TASK TO CARRY OUT: Everything in the listing below must be set down again exactly.

RECORD EXCERPTS:
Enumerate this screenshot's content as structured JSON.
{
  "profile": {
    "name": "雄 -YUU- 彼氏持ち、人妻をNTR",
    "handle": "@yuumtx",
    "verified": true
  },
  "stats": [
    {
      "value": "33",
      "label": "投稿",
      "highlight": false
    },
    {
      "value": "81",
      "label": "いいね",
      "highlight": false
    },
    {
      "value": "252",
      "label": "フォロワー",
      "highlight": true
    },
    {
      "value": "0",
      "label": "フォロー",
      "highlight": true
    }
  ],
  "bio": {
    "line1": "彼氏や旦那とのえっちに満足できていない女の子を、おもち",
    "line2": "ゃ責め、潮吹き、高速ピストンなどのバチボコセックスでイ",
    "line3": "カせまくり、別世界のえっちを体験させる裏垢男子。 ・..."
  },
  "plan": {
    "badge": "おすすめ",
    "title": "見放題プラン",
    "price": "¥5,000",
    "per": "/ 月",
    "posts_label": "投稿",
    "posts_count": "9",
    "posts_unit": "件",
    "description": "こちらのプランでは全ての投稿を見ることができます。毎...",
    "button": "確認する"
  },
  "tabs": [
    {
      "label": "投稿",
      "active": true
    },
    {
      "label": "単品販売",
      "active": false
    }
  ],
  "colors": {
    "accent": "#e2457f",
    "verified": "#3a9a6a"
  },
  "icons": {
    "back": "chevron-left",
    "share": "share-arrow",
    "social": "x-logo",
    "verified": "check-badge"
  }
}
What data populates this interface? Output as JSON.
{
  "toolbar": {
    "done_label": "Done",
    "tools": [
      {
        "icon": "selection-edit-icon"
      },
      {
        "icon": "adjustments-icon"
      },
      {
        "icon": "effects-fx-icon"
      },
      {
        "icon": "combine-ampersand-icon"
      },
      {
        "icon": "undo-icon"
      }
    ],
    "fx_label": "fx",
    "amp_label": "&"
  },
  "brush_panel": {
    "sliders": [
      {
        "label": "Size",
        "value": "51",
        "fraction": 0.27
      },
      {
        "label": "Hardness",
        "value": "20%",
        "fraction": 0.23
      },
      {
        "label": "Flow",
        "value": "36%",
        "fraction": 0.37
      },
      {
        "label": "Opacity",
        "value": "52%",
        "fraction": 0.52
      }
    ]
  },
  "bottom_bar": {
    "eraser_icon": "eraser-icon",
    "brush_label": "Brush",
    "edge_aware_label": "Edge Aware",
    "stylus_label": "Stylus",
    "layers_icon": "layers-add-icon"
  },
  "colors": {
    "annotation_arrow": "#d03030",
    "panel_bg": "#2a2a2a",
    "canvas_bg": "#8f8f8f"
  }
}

ANSWER BOX:
Enumerate this screenshot's content as structured JSON.
{
  "profile": {
    "name": "雄 -YUU- 彼氏持ち、人妻をNTR",
    "handle": "@yuumtx",
    "verified": true
  },
  "stats": [
    {
      "value": "33",
      "label": "投稿",
      "highlight": false
    },
    {
      "value": "81",
      "label": "いいね",
      "highlight": false
    },
    {
      "value": "252",
      "label": "フォロワー",
      "highlight": true
    },
    {
      "value": "0",
      "label": "フォロー",
      "highlight": true
    }
  ],
  "bio": {
    "line1": "彼氏や旦那とのえっちに満足できていない女の子を、おもち",
    "line2": "ゃ責め、潮吹き、高速ピストンなどのバチボコセックスでイ",
    "line3": "カせまくり、別世界のえっちを体験させる裏垢男子。 ・..."
  },
  "plan": {
    "badge": "おすすめ",
    "title": "見放題プラン",
    "price": "¥5,000",
    "per": "/ 月",
    "posts_label": "投稿",
    "posts_count": "9",
    "posts_unit": "件",
    "description": "こちらのプランでは全ての投稿を見ることができます。毎...",
    "button": "確認する"
  },
  "tabs": [
    {
      "label": "投稿",
      "active": true
    },
    {
      "label": "単品販売",
      "active": false
    }
  ],
  "colors": {
    "accent": "#e2457f",
    "verified": "#3a9a6a"
  },
  "icons": {
    "back": "chevron-left",
    "share": "share-arrow",
    "social": "x-logo",
    "verified": "check-badge"
  }
}
What data populates this interface? Output as JSON.
{
  "toolbar": {
    "done_label": "Done",
    "tools": [
      {
        "icon": "selection-edit-icon"
      },
      {
        "icon": "adjustments-icon"
      },
      {
        "icon": "effects-fx-icon"
      },
      {
        "icon": "combine-ampersand-icon"
      },
      {
        "icon": "undo-icon"
      }
    ],
    "fx_label": "fx",
    "amp_label": "&"
  },
  "brush_panel": {
    "sliders": [
      {
        "label": "Size",
        "value": "51",
        "fraction": 0.27
      },
      {
        "label": "Hardness",
        "value": "20%",
        "fraction": 0.23
      },
      {
        "label": "Flow",
        "value": "36%",
        "fraction": 0.37
      },
      {
        "label": "Opacity",
        "value": "52%",
        "fraction": 0.52
      }
    ]
  },
  "bottom_bar": {
    "eraser_icon": "eraser-icon",
    "brush_label": "Brush",
    "edge_aware_label": "Edge Aware",
    "stylus_label": "Stylus",
    "layers_icon": "layers-add-icon"
  },
  "colors": {
    "annotation_arrow": "#d03030",
    "panel_bg": "#2a2a2a",
    "canvas_bg": "#8f8f8f"
  }
}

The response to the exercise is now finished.